Then again, Cohen often provokes me. In his book Almost Chimpanzee, some passages, especially those on ape language, made me wince in frustration at how much complexity he was missing. “Granted,” he writes, “apes can be taught to use and recognize words and symbols, even to utter a few words. But as [Steven] Pinker said, they just don’t get it.”
For now, though, I’m stuck on “over-connection.” In this blog and in much of my work, I have stressed the beauty, and indeed the scientific validity, of a sense of connection to our closest living relatives, the great apes. Have I succumbed to an inappropriate “over-connection”?
Maybe I can blog a bit more about this later. (Today is one of two days in August with a big “!!!” on the family calendar, with major events underway.) Towards that end, I’d like to issue a challenge: Can we get a good solid mix of different views on Cohen’s comment, maybe 15-20 responses here, in order to hold a good discussion?
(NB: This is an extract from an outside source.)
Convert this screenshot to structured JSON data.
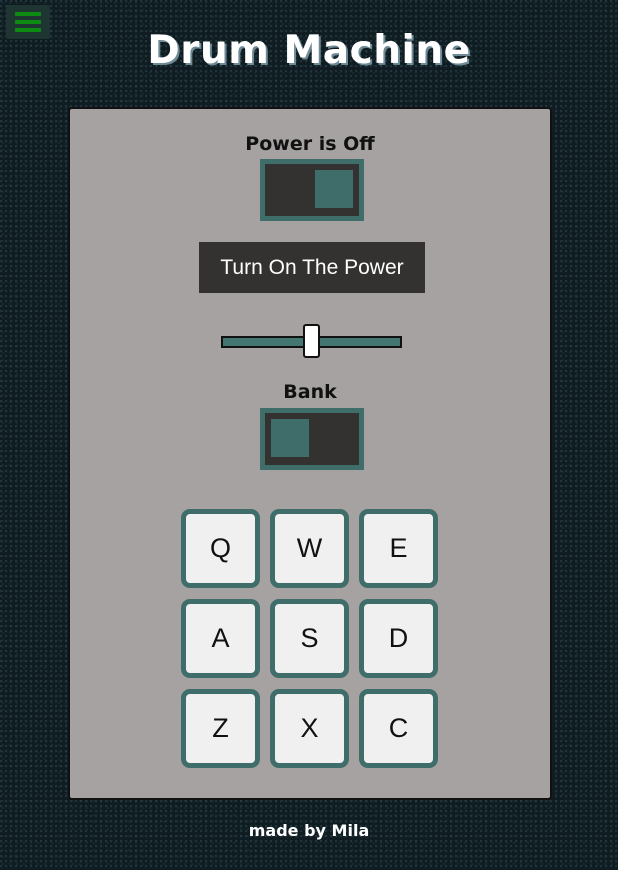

Among the questions to ponder (and add your own): How might we step back and recognize a tendency to “over-connect” with chimpanzees and other great apes? In what cases—in the real world, not Hollywood—might we project too much of ourselves onto them (and vice versa), to the harm of these other species and to our understanding of them? Conversely, could what Cohen sees as “over-connection” be rooted in a less-than-clear view of the true similarities we share with chimpanzees- not running, swimming, cooking, or even how we parent, but in some very significant emotional and cognitive arenas? And isn’t it “over-connection” only if we go way too far and make chimpanzees and humans the same, which strikes me as very different from recognizing our cognitive and emotional similarities?
Please have your say. See you next week.